In 2007, House Criminal Jurisprudence Chairman Aaron Peña pushed through legislation to make theft of any amount of copper, aluminum or bronze a state jail felony, regardless of the value of the stolen property. Peña argued the epidemic of metal thefts constituted a special case, and the so-called "enhancement" (a legislative euphemism for criminal penalty increases) would deter thieves by making them "think twice" about the consequences.
From 2005 to 2007, metal thefts in Dallas jumped 227 percent.
In 2006, Dallas police reported 2,415 metal thefts. In 2007, they reported 3,339. And through the first three months of this year, police reported 691.
Meanwhile, thefts across North Texas cost Oncor Electric Delivery about $1 million in losses last year, company spokeswoman Carol Peters said. Various deterrents, including increased surveillance, seem to have slowed the crimes, though the company still estimates $250,000 in theft-related losses so far this year, she said.
"It continues to be an issue," Ms. Peters said. "Obviously there can be an outage involved. It's a huge safety issue. The perpetrator is risking his or her life stealing wire if it's live." ...
While the market price of copper fluctuates on a daily basis, it has risen almost 18 percent since the beginning of the year, closing at $3.61 per pound Friday. The loads sellers bring to recycling yards vary from a few pounds to a few hundred pounds of metals, police say.
For the victims, the cost can be more devastating than the price it yields for thieves.
John Davis, a Lake Highlands dentist, said he has lost five air-conditioning units in the last six months.
"Everything short of having an armed guard in the back alley is not working," Dr. Davis said. He estimates that he has spent $15,000 to $20,000 to replace the units and two stolen security cameras, as well as to add welded cages around the remaining air-conditioning units.
Now we know that theory doesn't work. Most metal thieves are homeless people, addicts, and others with little to lose.
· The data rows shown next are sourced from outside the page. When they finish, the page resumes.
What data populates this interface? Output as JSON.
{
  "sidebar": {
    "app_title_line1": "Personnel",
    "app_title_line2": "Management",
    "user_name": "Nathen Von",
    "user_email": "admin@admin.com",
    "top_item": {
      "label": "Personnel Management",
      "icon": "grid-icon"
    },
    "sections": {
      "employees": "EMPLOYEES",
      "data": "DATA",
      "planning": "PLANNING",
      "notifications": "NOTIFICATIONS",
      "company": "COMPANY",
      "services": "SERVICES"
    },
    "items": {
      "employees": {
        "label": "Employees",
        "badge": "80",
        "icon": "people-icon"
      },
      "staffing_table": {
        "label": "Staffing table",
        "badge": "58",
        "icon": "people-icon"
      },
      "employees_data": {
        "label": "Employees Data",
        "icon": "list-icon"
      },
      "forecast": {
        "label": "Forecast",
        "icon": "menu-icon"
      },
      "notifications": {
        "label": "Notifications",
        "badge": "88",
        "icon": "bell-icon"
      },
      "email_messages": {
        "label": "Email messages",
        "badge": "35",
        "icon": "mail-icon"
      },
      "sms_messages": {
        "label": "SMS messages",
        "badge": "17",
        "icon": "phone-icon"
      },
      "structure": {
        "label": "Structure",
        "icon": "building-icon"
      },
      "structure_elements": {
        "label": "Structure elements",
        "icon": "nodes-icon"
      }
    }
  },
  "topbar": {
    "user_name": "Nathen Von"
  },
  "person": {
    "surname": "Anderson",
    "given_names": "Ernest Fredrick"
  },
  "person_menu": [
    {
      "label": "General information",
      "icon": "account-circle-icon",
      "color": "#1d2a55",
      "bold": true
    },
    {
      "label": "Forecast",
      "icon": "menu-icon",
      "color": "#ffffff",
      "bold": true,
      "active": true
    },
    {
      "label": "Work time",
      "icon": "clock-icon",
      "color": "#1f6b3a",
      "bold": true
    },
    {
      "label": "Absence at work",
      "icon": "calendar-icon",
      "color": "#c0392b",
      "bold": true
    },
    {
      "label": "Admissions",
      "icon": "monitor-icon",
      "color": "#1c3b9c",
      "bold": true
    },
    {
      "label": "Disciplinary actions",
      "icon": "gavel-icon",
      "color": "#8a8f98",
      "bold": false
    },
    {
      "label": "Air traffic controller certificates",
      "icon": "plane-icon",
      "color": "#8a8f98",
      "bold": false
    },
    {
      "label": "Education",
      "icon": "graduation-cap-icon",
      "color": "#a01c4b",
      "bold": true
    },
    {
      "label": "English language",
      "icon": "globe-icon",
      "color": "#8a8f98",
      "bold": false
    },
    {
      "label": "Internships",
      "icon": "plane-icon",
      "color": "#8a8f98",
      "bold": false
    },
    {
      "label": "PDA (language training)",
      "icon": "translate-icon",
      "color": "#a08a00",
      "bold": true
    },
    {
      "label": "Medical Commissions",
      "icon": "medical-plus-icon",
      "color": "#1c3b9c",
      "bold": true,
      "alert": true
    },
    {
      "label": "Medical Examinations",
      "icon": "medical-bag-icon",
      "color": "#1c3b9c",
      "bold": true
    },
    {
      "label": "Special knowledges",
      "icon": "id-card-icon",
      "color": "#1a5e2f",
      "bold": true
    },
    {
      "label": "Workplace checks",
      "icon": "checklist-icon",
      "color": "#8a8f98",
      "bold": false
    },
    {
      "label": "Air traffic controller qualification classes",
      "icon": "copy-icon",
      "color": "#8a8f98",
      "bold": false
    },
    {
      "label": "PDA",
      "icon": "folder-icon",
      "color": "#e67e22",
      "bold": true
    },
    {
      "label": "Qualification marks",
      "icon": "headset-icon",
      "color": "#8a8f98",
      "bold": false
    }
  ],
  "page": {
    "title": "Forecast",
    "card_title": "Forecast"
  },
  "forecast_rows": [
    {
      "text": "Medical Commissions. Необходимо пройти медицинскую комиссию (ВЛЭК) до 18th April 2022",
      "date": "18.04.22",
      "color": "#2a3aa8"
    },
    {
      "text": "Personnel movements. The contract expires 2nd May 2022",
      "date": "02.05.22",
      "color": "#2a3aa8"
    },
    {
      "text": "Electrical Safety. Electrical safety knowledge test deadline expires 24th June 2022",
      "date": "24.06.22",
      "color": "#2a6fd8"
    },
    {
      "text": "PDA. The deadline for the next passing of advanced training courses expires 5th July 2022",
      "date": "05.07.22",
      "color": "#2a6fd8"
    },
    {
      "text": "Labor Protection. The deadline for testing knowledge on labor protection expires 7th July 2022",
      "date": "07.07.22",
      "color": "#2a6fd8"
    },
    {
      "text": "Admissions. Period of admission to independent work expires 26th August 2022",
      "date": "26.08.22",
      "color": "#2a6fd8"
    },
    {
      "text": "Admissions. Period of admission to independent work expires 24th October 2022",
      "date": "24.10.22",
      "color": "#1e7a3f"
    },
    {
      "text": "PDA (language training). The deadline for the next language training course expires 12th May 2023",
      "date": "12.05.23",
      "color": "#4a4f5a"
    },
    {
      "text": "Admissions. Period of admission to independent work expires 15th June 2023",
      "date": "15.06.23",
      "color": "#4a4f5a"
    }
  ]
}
As I've wondered previously, "If someone is a) uneducated, and b) willing to risk their lives, why would legislators think jacking up the penalty to a felony (as opposed to more vigorously enforcing misdemeanor statutes), would do anything but give them 'three hots and a cot' for a longer period on the taxpayers' dime?"
Rather than help solve the problem of metal thievery, more thefts occurred since the new statute was enacted. IMO that's because the idea behind the law was based on a flawed economic model: That penalties are a "cost" for offenders, so raising it reduces crime by raising the price paid for committing it. When you're homeless and so desperate you're willing to risk electrocution to steal a $50 worth of copper wire, that economic model collapses. No can provide incentives strong enough to counter starvation.
This is a circumstance where changing tactics is more important than changing laws. What's really needed is better enforcement against the handful of recycling businesses that purchase scrap metal, a much more accessible target that's more likely to comply with the laws if they're enforced. Earlier this year, a comment at the User Forum on the DA Association's website described a strategy used in Houston that seems more likely to yield results:
Undercover police officers would go to scrap metal dealers posing as employees of an air conditioning company. They told the operators of several scrap metal places that they wanted to sell the coils from air conditioning units. But, they would ask if the dealer ever did business with the company that hey "purportedly" worked for. They didn't want someone from their company or their boss to show up while they were trying to sell the coils. They made it clear that they were stealing the coils from their employer and wanted cash for the copper in the coils. All of this was recorded. They wouldn''t arrest anyone at that time but just sell them the coils. After they visited several places on more than one occasion each selling "stolen" coils to them the officers then met with me and I drafted search warrants of each location for documentation of the purchase of the items. Texas law requires that they document the purchases. In every purchase, the owners of the scrap metal dealership would fill out a receipt, as required by Texas law, but they put in phony names and dates, which we could substantiate from the taped recordings of the purchase.If recyclers won't purchase stolen scrap metal, thieves will stop stealing it. Simple as that. There was no sense in increasing penalties for metal thieves, and doing so hasn't reduced crime nearly as much as it would just to enforce existing, un-"enhanced" laws against scrap metal dealers.